* **ENTRIES SHOWN**
= = =

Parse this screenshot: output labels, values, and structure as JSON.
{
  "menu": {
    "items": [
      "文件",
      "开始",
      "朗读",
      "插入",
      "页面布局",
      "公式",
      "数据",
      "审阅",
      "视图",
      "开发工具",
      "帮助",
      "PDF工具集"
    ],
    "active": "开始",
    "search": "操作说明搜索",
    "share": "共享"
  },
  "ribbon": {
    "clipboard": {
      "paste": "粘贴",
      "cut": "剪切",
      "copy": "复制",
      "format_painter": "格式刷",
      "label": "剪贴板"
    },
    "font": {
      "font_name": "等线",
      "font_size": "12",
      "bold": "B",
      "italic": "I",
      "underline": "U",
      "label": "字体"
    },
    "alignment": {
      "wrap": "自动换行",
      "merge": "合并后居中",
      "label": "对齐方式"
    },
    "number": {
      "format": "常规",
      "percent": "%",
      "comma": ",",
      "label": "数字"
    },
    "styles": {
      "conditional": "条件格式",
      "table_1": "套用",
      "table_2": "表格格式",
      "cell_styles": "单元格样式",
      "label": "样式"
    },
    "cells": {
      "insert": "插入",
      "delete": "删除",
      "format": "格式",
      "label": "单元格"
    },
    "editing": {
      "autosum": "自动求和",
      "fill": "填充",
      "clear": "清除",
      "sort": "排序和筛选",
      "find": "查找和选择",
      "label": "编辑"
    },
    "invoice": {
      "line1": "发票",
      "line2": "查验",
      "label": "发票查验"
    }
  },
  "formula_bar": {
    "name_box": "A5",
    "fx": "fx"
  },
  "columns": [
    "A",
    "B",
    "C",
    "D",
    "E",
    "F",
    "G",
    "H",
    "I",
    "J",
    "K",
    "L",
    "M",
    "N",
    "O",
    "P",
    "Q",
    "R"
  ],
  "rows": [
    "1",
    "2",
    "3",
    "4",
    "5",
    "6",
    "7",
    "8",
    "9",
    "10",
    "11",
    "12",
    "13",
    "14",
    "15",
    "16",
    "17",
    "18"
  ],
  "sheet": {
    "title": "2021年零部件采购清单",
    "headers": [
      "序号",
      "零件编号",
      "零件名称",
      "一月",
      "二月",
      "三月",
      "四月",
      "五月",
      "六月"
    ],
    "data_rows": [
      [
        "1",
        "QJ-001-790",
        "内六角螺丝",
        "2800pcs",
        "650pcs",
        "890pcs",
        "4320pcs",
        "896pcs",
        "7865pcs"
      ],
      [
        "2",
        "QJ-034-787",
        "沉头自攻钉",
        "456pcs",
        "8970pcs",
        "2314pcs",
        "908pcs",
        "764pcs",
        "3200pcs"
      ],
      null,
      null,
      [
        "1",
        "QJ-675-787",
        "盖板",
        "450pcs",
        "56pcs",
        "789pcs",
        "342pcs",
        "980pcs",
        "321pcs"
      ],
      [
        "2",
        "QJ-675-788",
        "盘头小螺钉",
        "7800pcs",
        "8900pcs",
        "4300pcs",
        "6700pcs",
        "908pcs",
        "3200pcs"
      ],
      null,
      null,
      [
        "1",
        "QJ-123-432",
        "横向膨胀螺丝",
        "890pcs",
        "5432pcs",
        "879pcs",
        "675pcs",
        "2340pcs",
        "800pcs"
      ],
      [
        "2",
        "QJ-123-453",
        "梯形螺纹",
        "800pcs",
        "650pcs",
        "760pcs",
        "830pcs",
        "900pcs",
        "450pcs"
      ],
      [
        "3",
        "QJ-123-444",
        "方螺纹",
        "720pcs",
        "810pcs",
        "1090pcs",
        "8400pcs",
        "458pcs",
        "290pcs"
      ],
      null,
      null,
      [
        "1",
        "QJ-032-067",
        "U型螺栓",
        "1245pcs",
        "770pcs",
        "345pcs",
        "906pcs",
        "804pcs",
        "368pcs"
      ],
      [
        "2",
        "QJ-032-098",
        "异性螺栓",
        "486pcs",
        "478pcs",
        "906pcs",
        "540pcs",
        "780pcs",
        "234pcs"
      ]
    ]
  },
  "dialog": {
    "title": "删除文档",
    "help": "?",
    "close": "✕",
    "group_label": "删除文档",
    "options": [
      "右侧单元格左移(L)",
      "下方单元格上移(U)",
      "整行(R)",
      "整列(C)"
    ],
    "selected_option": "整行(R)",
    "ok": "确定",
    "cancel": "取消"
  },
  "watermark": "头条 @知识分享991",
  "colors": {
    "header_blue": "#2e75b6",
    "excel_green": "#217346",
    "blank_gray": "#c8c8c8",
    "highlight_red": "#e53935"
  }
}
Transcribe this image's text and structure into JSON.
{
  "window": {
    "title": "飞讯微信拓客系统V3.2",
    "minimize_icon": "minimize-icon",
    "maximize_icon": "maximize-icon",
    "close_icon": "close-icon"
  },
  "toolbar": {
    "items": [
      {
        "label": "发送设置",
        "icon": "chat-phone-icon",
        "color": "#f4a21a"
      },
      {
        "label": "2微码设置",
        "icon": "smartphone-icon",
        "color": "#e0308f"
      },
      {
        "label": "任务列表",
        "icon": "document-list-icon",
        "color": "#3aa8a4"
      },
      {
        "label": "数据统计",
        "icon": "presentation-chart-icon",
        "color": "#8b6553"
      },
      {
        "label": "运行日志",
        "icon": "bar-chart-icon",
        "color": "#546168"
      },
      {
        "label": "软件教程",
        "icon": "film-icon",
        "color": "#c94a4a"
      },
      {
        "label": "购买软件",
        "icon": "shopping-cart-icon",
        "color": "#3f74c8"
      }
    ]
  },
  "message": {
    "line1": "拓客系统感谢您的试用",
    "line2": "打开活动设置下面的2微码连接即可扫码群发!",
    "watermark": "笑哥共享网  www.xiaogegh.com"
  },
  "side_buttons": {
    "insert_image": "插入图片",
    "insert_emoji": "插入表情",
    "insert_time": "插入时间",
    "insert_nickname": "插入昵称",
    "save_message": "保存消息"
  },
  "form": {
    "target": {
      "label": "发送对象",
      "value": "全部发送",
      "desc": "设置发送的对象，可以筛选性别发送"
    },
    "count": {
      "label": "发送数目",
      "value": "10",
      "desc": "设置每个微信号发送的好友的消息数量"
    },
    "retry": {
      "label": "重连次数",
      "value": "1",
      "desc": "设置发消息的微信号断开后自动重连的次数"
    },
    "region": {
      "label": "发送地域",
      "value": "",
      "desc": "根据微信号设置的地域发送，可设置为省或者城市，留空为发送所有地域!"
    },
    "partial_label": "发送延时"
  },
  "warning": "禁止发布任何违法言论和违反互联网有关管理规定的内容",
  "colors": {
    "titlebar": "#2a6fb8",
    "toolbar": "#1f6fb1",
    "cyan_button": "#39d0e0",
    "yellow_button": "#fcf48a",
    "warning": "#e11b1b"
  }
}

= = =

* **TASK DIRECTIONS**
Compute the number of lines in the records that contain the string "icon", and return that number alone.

* **TASK ANSWER**
10